Google may have killed off its modular smartphone Project Ara idea, but some of the code that would have made it happen looks like coming to the Linux Kernel.
So says none other than Linus Torvalds himself, in his Linux Kernel Mailing List post announcing the first release candidate of Linux 4.9.
Torvalds tossed in a barb with that post, by releasing it on a Saturday afternoon and explaining why as follows:
“I usually do the releases on a Sunday afternoon, but occasionally cut the merge window short by a day just to keep people on their toes, and make sure people learn not to send in last-minute pull requests. No gaming the merge window to the last day. This is one such release.”
Consider yourself chastised, kernel devs!
Torvalds says this will be a conventional release, with lots of bugs to be fixed. But he also called out two new additions.
“The big new thing is the greybus addition, which Greg swears is actually getting used.” “Greg” is kernel developer Greg Kroah-Hartman and “greybus” is this component of Project Ara. As Kroah-Hartman posted last month, “Greybus is an hardware protocol that was designed to provide Unipro with a sane application layer. It was originally designed for the ARA project, a module phone system, but has shown up in other phones, and can be tunneled over other busses in order to control hardware devices.”
So perhaps Google's vision isn't entirely dead.
Torvalds says his favourite addition is “Andy Lutomirski's new virtually mapped kernel stack allocations” because “They make it easier to find and recover from stack overflows, but the effort also cleaned up some code, and added a kernel stack mapping cache to avoid any performance downsides.”
“The virtual stack mapping also happens to mean that people who try to do DMA from temporary buffers on the stack ('Don't do it!') now really need to change their evil ways. So there is some fallout from this, and I expect a couple of drivers to need minor fixes.
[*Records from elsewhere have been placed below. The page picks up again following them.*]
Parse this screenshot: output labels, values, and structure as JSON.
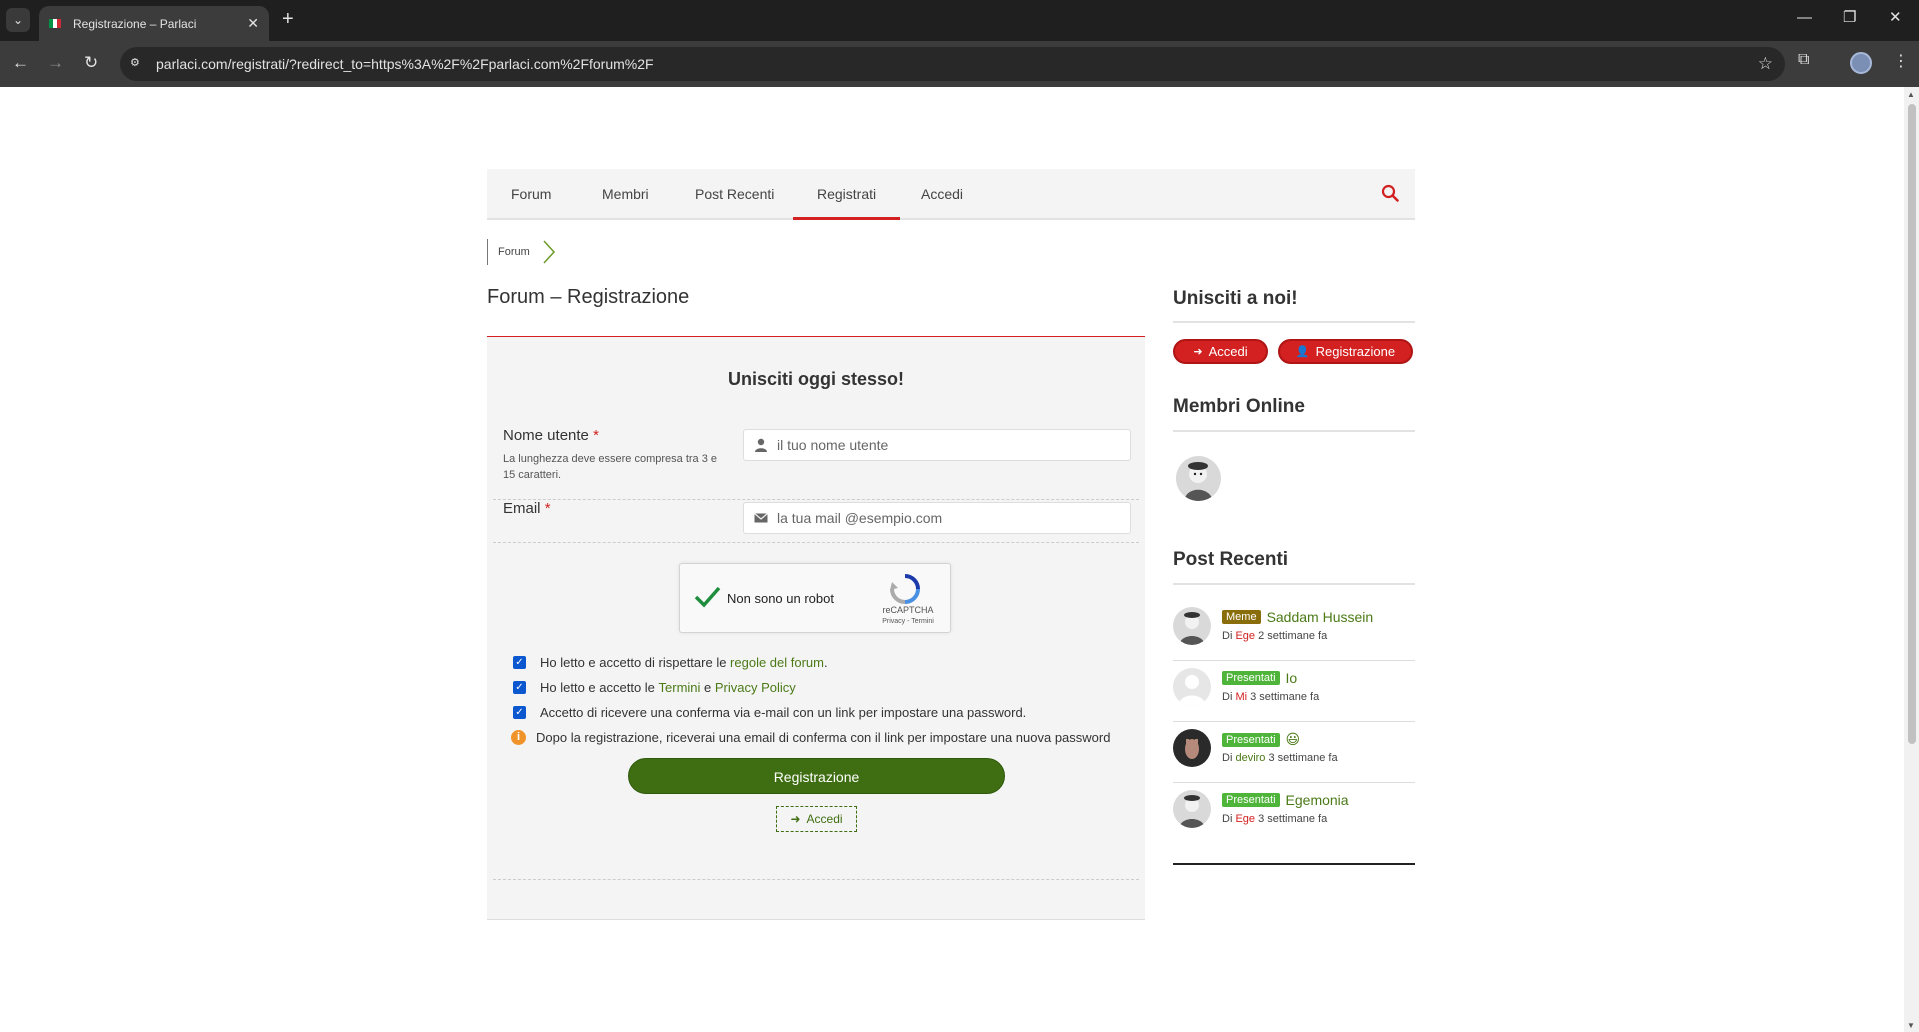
{
  "browser": {
    "tab_title": "Registrazione – Parlaci",
    "url": "parlaci.com/registrati/?redirect_to=https%3A%2F%2Fparlaci.com%2Fforum%2F",
    "icons": [
      "chevron-down-icon",
      "close-icon",
      "plus-icon",
      "back-icon",
      "forward-icon",
      "reload-icon",
      "site-info-icon",
      "star-icon",
      "extensions-icon",
      "profile-icon",
      "more-icon",
      "minimize-icon",
      "restore-icon"
    ]
  },
  "site_nav": {
    "items": [
      "Forum",
      "Membri",
      "Post Recenti",
      "Registrati",
      "Accedi"
    ],
    "active_index": 3
  },
  "breadcrumb": {
    "label": "Forum"
  },
  "page_title": "Forum – Registrazione",
  "form": {
    "heading": "Unisciti oggi stesso!",
    "username_label": "Nome utente",
    "username_desc": "La lunghezza deve essere compresa tra 3 e 15 caratteri.",
    "username_placeholder": "il tuo nome utente",
    "email_label": "Email",
    "email_placeholder": "la tua mail @esempio.com",
    "required_mark": "*",
    "captcha": {
      "label": "Non sono un robot",
      "brand": "reCAPTCHA",
      "links": "Privacy - Termini"
    },
    "check1": {
      "before": "Ho letto e accetto di rispettare le ",
      "link": "regole del forum",
      "after": "."
    },
    "check2": {
      "before": "Ho letto e accetto le ",
      "link1": "Termini",
      "mid": " e ",
      "link2": "Privacy Policy"
    },
    "check3": "Accetto di ricevere una conferma via e-mail con un link per impostare una password.",
    "info": "Dopo la registrazione, riceverai una email di conferma con il link per impostare una nuova password",
    "submit": "Registrazione",
    "login": "Accedi"
  },
  "sidebar": {
    "join_heading": "Unisciti a noi!",
    "login_btn": "Accedi",
    "register_btn": "Registrazione",
    "online_heading": "Membri Online",
    "recent_heading": "Post Recenti",
    "by": "Di",
    "posts": [
      {
        "badge": "Meme",
        "badge_color": "#8a6d0b",
        "title": "Saddam Hussein",
        "author": "Ege",
        "author_color": "red",
        "time": "2 settimane fa"
      },
      {
        "badge": "Presentati",
        "badge_color": "#4fb43a",
        "title": "Io",
        "author": "Mi",
        "author_color": "red",
        "time": "3 settimane fa"
      },
      {
        "badge": "Presentati",
        "badge_color": "#4fb43a",
        "title": "😃",
        "author": "deviro",
        "author_color": "green",
        "time": "3 settimane fa"
      },
      {
        "badge": "Presentati",
        "badge_color": "#4fb43a",
        "title": "Egemonia",
        "author": "Ege",
        "author_color": "red",
        "time": "3 settimane fa"
      }
    ]
  },
  "colors": {
    "accent_red": "#d32020",
    "accent_green": "#3f6e12",
    "link_green": "#4b7a17"
  }
}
But it's all for a good cause, really (and it isn't all that common, because doing DMA from the stack really has never been a good idea, and is generally not even workable in most situations).”
Linus final instruction is, as ever, “go forth and test.” El Reg won't get in your way. ®